─── Data for this exercise ───

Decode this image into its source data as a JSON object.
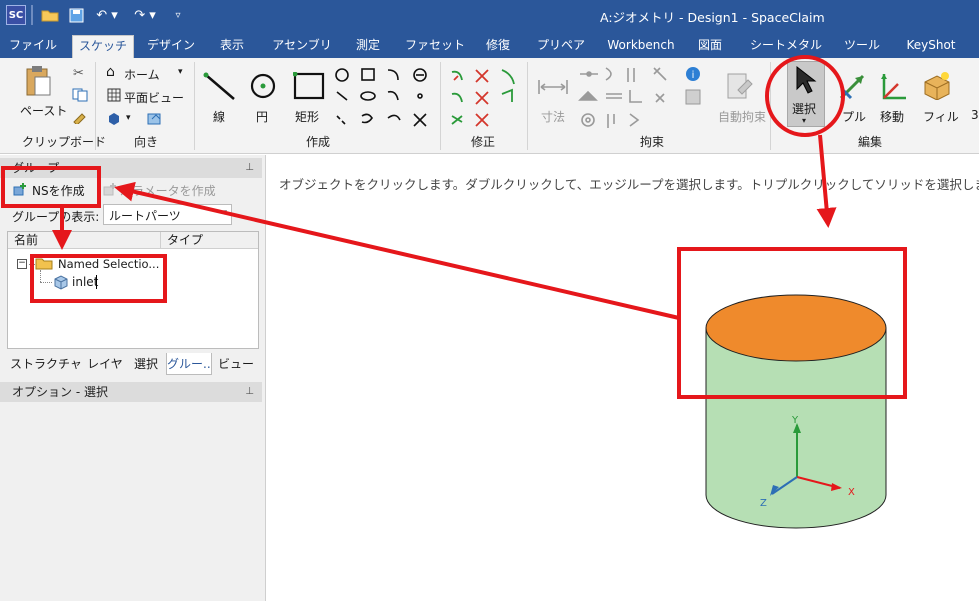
{
  "titlebar": {
    "title": "A:ジオメトリ - Design1 - SpaceClaim",
    "app_badge": "SC"
  },
  "tabs": [
    "ファイル",
    "スケッチ",
    "デザイン",
    "表示",
    "アセンブリ",
    "測定",
    "ファセット",
    "修復",
    "プリペア",
    "Workbench",
    "図面",
    "シートメタル",
    "ツール",
    "KeyShot"
  ],
  "active_tab": "スケッチ",
  "ribbon": {
    "clipboard": {
      "paste": "ペースト",
      "label": "クリップボード"
    },
    "orient": {
      "home": "ホーム",
      "plan_view": "平面ビュー",
      "label": "向き"
    },
    "create": {
      "line": "線",
      "circle": "円",
      "rectangle": "矩形",
      "label": "作成"
    },
    "modify": {
      "label": "修正"
    },
    "constraints": {
      "dimension": "寸法",
      "auto_constrain": "自動拘束",
      "label": "拘束"
    },
    "edit": {
      "select": "選択",
      "pull": "プル",
      "move": "移動",
      "fill": "フィル",
      "label": "編集",
      "next_number": "3"
    }
  },
  "left_panel": {
    "groups_title": "グループ",
    "create_ns": "NSを作成",
    "create_parameter": "パラメータを作成",
    "group_display_label": "グループの表示:",
    "group_display_value": "ルートパーツ",
    "col_name": "名前",
    "col_type": "タイプ",
    "tree": {
      "expander": "−",
      "folder": "Named Selectio...",
      "child": "inlet"
    },
    "bottom_tabs": [
      "ストラクチャ...",
      "レイヤ",
      "選択",
      "グルー...",
      "ビュー"
    ],
    "active_bottom_tab": "グルー...",
    "options_title": "オプション - 選択"
  },
  "workspace": {
    "hint": "オブジェクトをクリックします。ダブルクリックして、エッジループを選択します。トリプルクリックしてソリッドを選択します。",
    "triad": {
      "x": "X",
      "y": "Y",
      "z": "Z"
    }
  },
  "colors": {
    "ribbon_blue": "#2b579a",
    "annotation_red": "#e5171b",
    "cylinder_green": "#b6dfb4",
    "top_face_orange": "#ef8a2c"
  }
}
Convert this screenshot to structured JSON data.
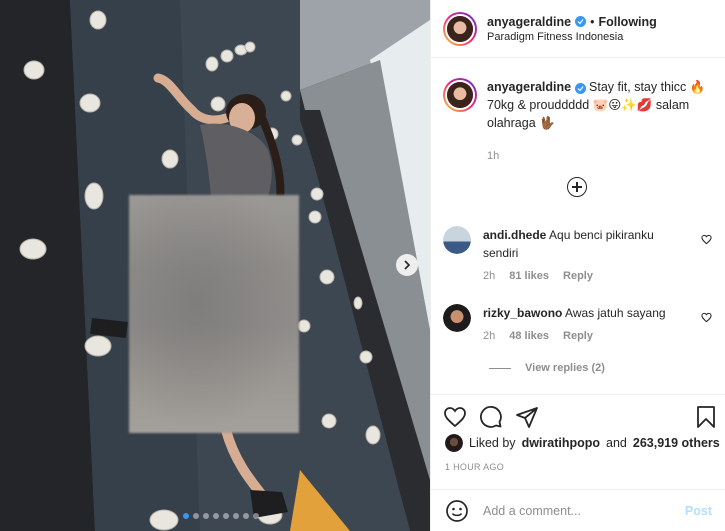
{
  "post": {
    "carousel": {
      "slide_count": 8,
      "active_index": 0
    }
  },
  "header": {
    "username": "anyageraldine",
    "separator": "•",
    "follow_state": "Following",
    "location": "Paradigm Fitness Indonesia"
  },
  "caption": {
    "username": "anyageraldine",
    "text": "Stay fit, stay thicc 🔥 70kg & prouddddd 🐷😛✨💋 salam olahraga 🖖🏾",
    "time": "1h"
  },
  "comments": [
    {
      "username": "andi.dhede",
      "text": "Aqu benci pikiranku sendiri",
      "time": "2h",
      "likes": "81 likes",
      "reply_label": "Reply"
    },
    {
      "username": "rizky_bawono",
      "text": "Awas jatuh sayang",
      "time": "2h",
      "likes": "48 likes",
      "reply_label": "Reply"
    }
  ],
  "view_replies": "View replies (2)",
  "likes": {
    "prefix": "Liked by",
    "first_liker": "dwiratihpopo",
    "and": "and",
    "others": "263,919 others"
  },
  "timestamp": "1 HOUR AGO",
  "add_comment": {
    "placeholder": "Add a comment...",
    "post_label": "Post"
  },
  "icons": {
    "like": "heart-icon",
    "comment": "comment-icon",
    "share": "paper-plane-icon",
    "save": "bookmark-icon",
    "emoji": "smiley-icon",
    "next": "chevron-right-icon",
    "load_more": "plus-circle-icon",
    "verified": "verified-badge-icon"
  },
  "colors": {
    "accent": "#3897f0",
    "muted": "#8e8e8e",
    "text": "#262626",
    "post_disabled": "#b2dffc"
  }
}
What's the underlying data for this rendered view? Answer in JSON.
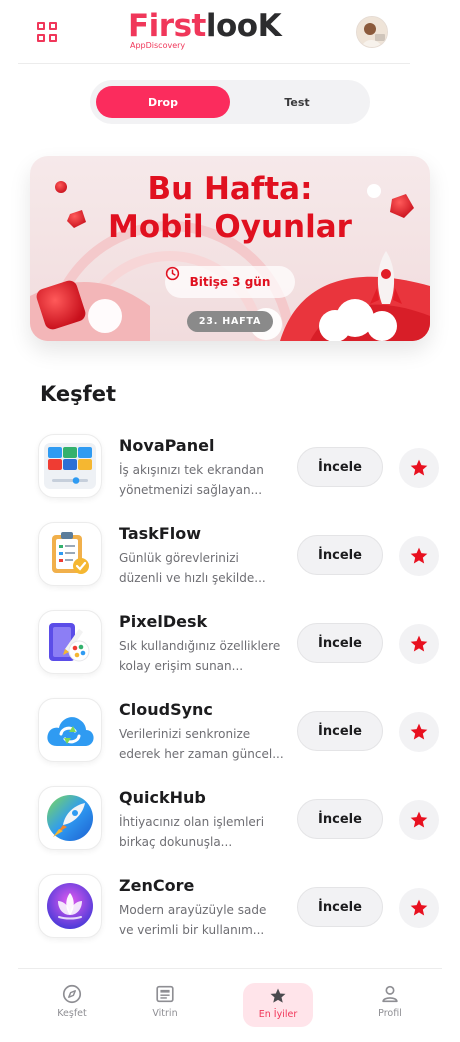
{
  "header": {
    "logo_first": "First",
    "logo_look": "looK",
    "logo_sub": "AppDiscovery"
  },
  "segment": {
    "active": "Drop",
    "inactive": "Test"
  },
  "banner": {
    "title": "Bu Hafta:\nMobil Oyunlar",
    "time_left": "Bitişe 3 gün",
    "week": "23. HAFTA"
  },
  "section_title": "Keşfet",
  "review_label": "İncele",
  "apps": [
    {
      "name": "NovaPanel",
      "desc": "İş akışınızı tek ekrandan\nyönetmenizi sağlayan...",
      "icon": "dashboard-icon"
    },
    {
      "name": "TaskFlow",
      "desc": "Günlük görevlerinizi\ndüzenli ve hızlı şekilde...",
      "icon": "clipboard-check-icon"
    },
    {
      "name": "PixelDesk",
      "desc": "Sık kullandığınız özelliklere\nkolay erişim sunan...",
      "icon": "palette-icon"
    },
    {
      "name": "CloudSync",
      "desc": "Verilerinizi senkronize\nederek her zaman güncel...",
      "icon": "cloud-sync-icon"
    },
    {
      "name": "QuickHub",
      "desc": "İhtiyacınız olan işlemleri\nbirkaç dokunuşla...",
      "icon": "rocket-icon"
    },
    {
      "name": "ZenCore",
      "desc": "Modern arayüzüyle sade\nve verimli bir kullanım...",
      "icon": "lotus-icon"
    }
  ],
  "nav": {
    "explore": "Keşfet",
    "showcase": "Vitrin",
    "best": "En İyiler",
    "profile": "Profil"
  },
  "colors": {
    "accent": "#fb2c5d",
    "brand": "#f0375a",
    "star": "#e8101f"
  }
}
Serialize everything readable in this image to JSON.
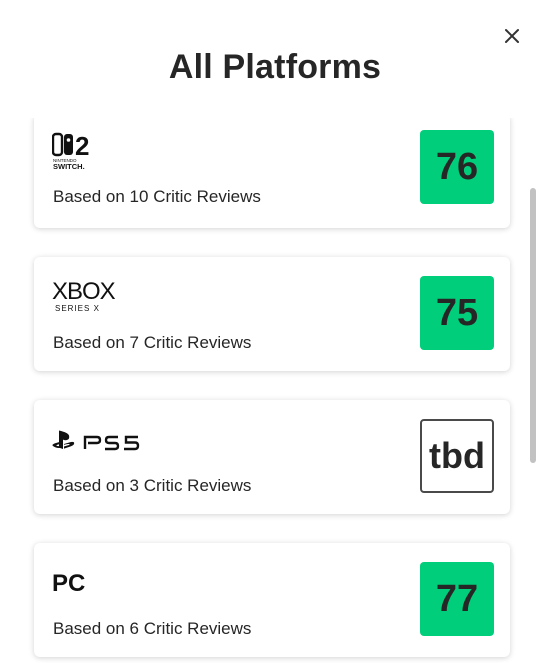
{
  "modal": {
    "title": "All Platforms",
    "close_icon": "close-icon"
  },
  "platforms": [
    {
      "name": "Nintendo Switch 2",
      "logo_icon": "nintendo-switch-2-logo",
      "logo_small_text": "NINTENDO",
      "logo_sub_text": "SWITCH.",
      "logo_number": "2",
      "reviews": "Based on 10 Critic Reviews",
      "score": "76",
      "score_color": "#00ce7a"
    },
    {
      "name": "Xbox Series X",
      "logo_icon": "xbox-series-x-logo",
      "logo_main_text": "XBOX",
      "logo_sub_text": "SERIES X",
      "reviews": "Based on 7 Critic Reviews",
      "score": "75",
      "score_color": "#00ce7a"
    },
    {
      "name": "PS5",
      "logo_icon": "ps5-logo",
      "reviews": "Based on 3 Critic Reviews",
      "score": "tbd",
      "score_color": "#ffffff"
    },
    {
      "name": "PC",
      "logo_icon": "pc-logo",
      "logo_main_text": "PC",
      "reviews": "Based on 6 Critic Reviews",
      "score": "77",
      "score_color": "#00ce7a"
    }
  ]
}
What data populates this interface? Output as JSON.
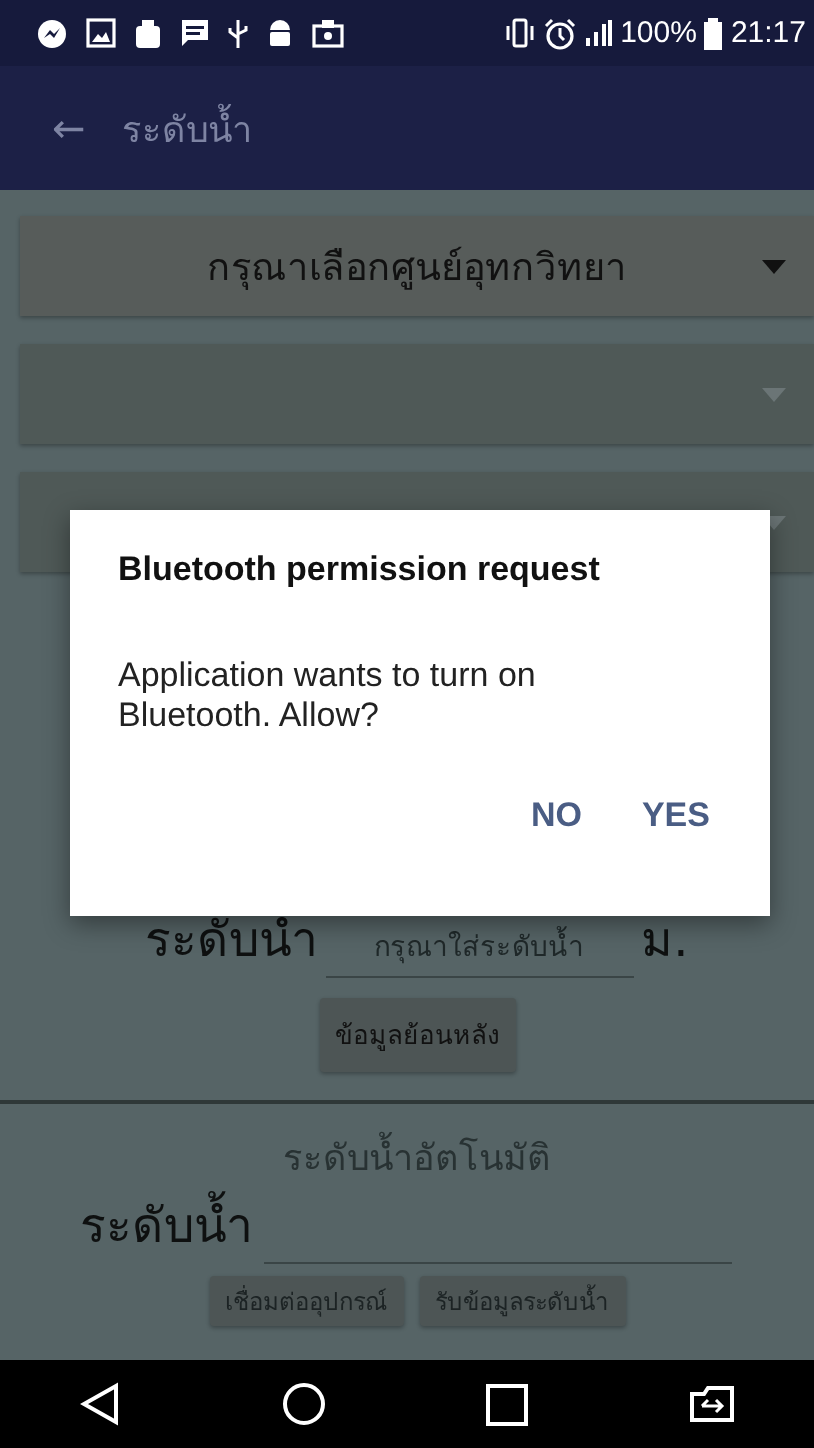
{
  "status_bar": {
    "battery": "100%",
    "time": "21:17"
  },
  "app_bar": {
    "back": "←",
    "title": "ระดับน้ำ"
  },
  "spinners": [
    {
      "text": "กรุณาเลือกศูนย์อุทกวิทยา",
      "enabled": true
    },
    {
      "enabled": false
    },
    {
      "enabled": false
    }
  ],
  "manual": {
    "label": "ระดับนำ",
    "placeholder": "กรุณาใส่ระดับน้ำ",
    "unit": "ม.",
    "button": "ข้อมูลย้อนหลัง"
  },
  "auto": {
    "heading": "ระดับน้ำอัตโนมัติ",
    "label": "ระดับน้ำ",
    "buttons": [
      "เชื่อมต่ออุปกรณ์",
      "รับข้อมูลระดับน้ำ"
    ]
  },
  "dialog": {
    "title": "Bluetooth permission request",
    "message": "Application wants to turn on Bluetooth. Allow?",
    "buttons": [
      "NO",
      "YES"
    ]
  }
}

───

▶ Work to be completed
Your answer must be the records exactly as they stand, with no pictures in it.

▶ Solution to the exercise
Decode this image into its source data as a JSON object.
{
  "titlebar": {
    "title": "A:ジオメトリ - Design1 - SpaceClaim",
    "app_badge": "SC"
  },
  "tabs": [
    "ファイル",
    "スケッチ",
    "デザイン",
    "表示",
    "アセンブリ",
    "測定",
    "ファセット",
    "修復",
    "プリペア",
    "Workbench",
    "図面",
    "シートメタル",
    "ツール",
    "KeyShot"
  ],
  "active_tab": "スケッチ",
  "ribbon": {
    "clipboard": {
      "paste": "ペースト",
      "label": "クリップボード"
    },
    "orient": {
      "home": "ホーム",
      "plan_view": "平面ビュー",
      "label": "向き"
    },
    "create": {
      "line": "線",
      "circle": "円",
      "rectangle": "矩形",
      "label": "作成"
    },
    "modify": {
      "label": "修正"
    },
    "constraints": {
      "dimension": "寸法",
      "auto_constrain": "自動拘束",
      "label": "拘束"
    },
    "edit": {
      "select": "選択",
      "pull": "プル",
      "move": "移動",
      "fill": "フィル",
      "label": "編集",
      "next_number": "3"
    }
  },
  "left_panel": {
    "groups_title": "グループ",
    "create_ns": "NSを作成",
    "create_parameter": "パラメータを作成",
    "group_display_label": "グループの表示:",
    "group_display_value": "ルートパーツ",
    "col_name": "名前",
    "col_type": "タイプ",
    "tree": {
      "expander": "−",
      "folder": "Named Selectio...",
      "child": "inlet"
    },
    "bottom_tabs": [
      "ストラクチャ...",
      "レイヤ",
      "選択",
      "グルー...",
      "ビュー"
    ],
    "active_bottom_tab": "グルー...",
    "options_title": "オプション - 選択"
  },
  "workspace": {
    "hint": "オブジェクトをクリックします。ダブルクリックして、エッジループを選択します。トリプルクリックしてソリッドを選択します。",
    "triad": {
      "x": "X",
      "y": "Y",
      "z": "Z"
    }
  },
  "colors": {
    "ribbon_blue": "#2b579a",
    "annotation_red": "#e5171b",
    "cylinder_green": "#b6dfb4",
    "top_face_orange": "#ef8a2c"
  }
}
Convert this screenshot to structured JSON data.
{
  "post": {
    "carousel": {
      "slide_count": 8,
      "active_index": 0
    }
  },
  "header": {
    "username": "anyageraldine",
    "separator": "•",
    "follow_state": "Following",
    "location": "Paradigm Fitness Indonesia"
  },
  "caption": {
    "username": "anyageraldine",
    "text": "Stay fit, stay thicc 🔥 70kg & prouddddd 🐷😛✨💋 salam olahraga 🖖🏾",
    "time": "1h"
  },
  "comments": [
    {
      "username": "andi.dhede",
      "text": "Aqu benci pikiranku sendiri",
      "time": "2h",
      "likes": "81 likes",
      "reply_label": "Reply"
    },
    {
      "username": "rizky_bawono",
      "text": "Awas jatuh sayang",
      "time": "2h",
      "likes": "48 likes",
      "reply_label": "Reply"
    }
  ],
  "view_replies": "View replies (2)",
  "likes": {
    "prefix": "Liked by",
    "first_liker": "dwiratihpopo",
    "and": "and",
    "others": "263,919 others"
  },
  "timestamp": "1 HOUR AGO",
  "add_comment": {
    "placeholder": "Add a comment...",
    "post_label": "Post"
  },
  "icons": {
    "like": "heart-icon",
    "comment": "comment-icon",
    "share": "paper-plane-icon",
    "save": "bookmark-icon",
    "emoji": "smiley-icon",
    "next": "chevron-right-icon",
    "load_more": "plus-circle-icon",
    "verified": "verified-badge-icon"
  },
  "colors": {
    "accent": "#3897f0",
    "muted": "#8e8e8e",
    "text": "#262626",
    "post_disabled": "#b2dffc"
  }
}
What's the underlying data for this rendered view? Answer in JSON.
{
  "header": {
    "logo_first": "First",
    "logo_look": "looK",
    "logo_sub": "AppDiscovery"
  },
  "segment": {
    "active": "Drop",
    "inactive": "Test"
  },
  "banner": {
    "title": "Bu Hafta:\nMobil Oyunlar",
    "time_left": "Bitişe 3 gün",
    "week": "23. HAFTA"
  },
  "section_title": "Keşfet",
  "review_label": "İncele",
  "apps": [
    {
      "name": "NovaPanel",
      "desc": "İş akışınızı tek ekrandan\nyönetmenizi sağlayan...",
      "icon": "dashboard-icon"
    },
    {
      "name": "TaskFlow",
      "desc": "Günlük görevlerinizi\ndüzenli ve hızlı şekilde...",
      "icon": "clipboard-check-icon"
    },
    {
      "name": "PixelDesk",
      "desc": "Sık kullandığınız özelliklere\nkolay erişim sunan...",
      "icon": "palette-icon"
    },
    {
      "name": "CloudSync",
      "desc": "Verilerinizi senkronize\nederek her zaman güncel...",
      "icon": "cloud-sync-icon"
    },
    {
      "name": "QuickHub",
      "desc": "İhtiyacınız olan işlemleri\nbirkaç dokunuşla...",
      "icon": "rocket-icon"
    },
    {
      "name": "ZenCore",
      "desc": "Modern arayüzüyle sade\nve verimli bir kullanım...",
      "icon": "lotus-icon"
    }
  ],
  "nav": {
    "explore": "Keşfet",
    "showcase": "Vitrin",
    "best": "En İyiler",
    "profile": "Profil"
  },
  "colors": {
    "accent": "#fb2c5d",
    "brand": "#f0375a",
    "star": "#e8101f"
  }
}
Serialize everything readable in this image to JSON.
{
  "modal": {
    "title": "All Platforms",
    "close_icon": "close-icon"
  },
  "platforms": [
    {
      "name": "Nintendo Switch 2",
      "logo_icon": "nintendo-switch-2-logo",
      "logo_small_text": "NINTENDO",
      "logo_sub_text": "SWITCH.",
      "logo_number": "2",
      "reviews": "Based on 10 Critic Reviews",
      "score": "76",
      "score_color": "#00ce7a"
    },
    {
      "name": "Xbox Series X",
      "logo_icon": "xbox-series-x-logo",
      "logo_main_text": "XBOX",
      "logo_sub_text": "SERIES X",
      "reviews": "Based on 7 Critic Reviews",
      "score": "75",
      "score_color": "#00ce7a"
    },
    {
      "name": "PS5",
      "logo_icon": "ps5-logo",
      "reviews": "Based on 3 Critic Reviews",
      "score": "tbd",
      "score_color": "#ffffff"
    },
    {
      "name": "PC",
      "logo_icon": "pc-logo",
      "logo_main_text": "PC",
      "reviews": "Based on 6 Critic Reviews",
      "score": "77",
      "score_color": "#00ce7a"
    }
  ]
}
What data populates this interface? Output as JSON.
{
  "status_bar": {
    "battery": "100%",
    "time": "21:17"
  },
  "app_bar": {
    "back": "←",
    "title": "ระดับน้ำ"
  },
  "spinners": [
    {
      "text": "กรุณาเลือกศูนย์อุทกวิทยา",
      "enabled": true
    },
    {
      "enabled": false
    },
    {
      "enabled": false
    }
  ],
  "manual": {
    "label": "ระดับนำ",
    "placeholder": "กรุณาใส่ระดับน้ำ",
    "unit": "ม.",
    "button": "ข้อมูลย้อนหลัง"
  },
  "auto": {
    "heading": "ระดับน้ำอัตโนมัติ",
    "label": "ระดับน้ำ",
    "buttons": [
      "เชื่อมต่ออุปกรณ์",
      "รับข้อมูลระดับน้ำ"
    ]
  },
  "dialog": {
    "title": "Bluetooth permission request",
    "message": "Application wants to turn on Bluetooth. Allow?",
    "buttons": [
      "NO",
      "YES"
    ]
  }
}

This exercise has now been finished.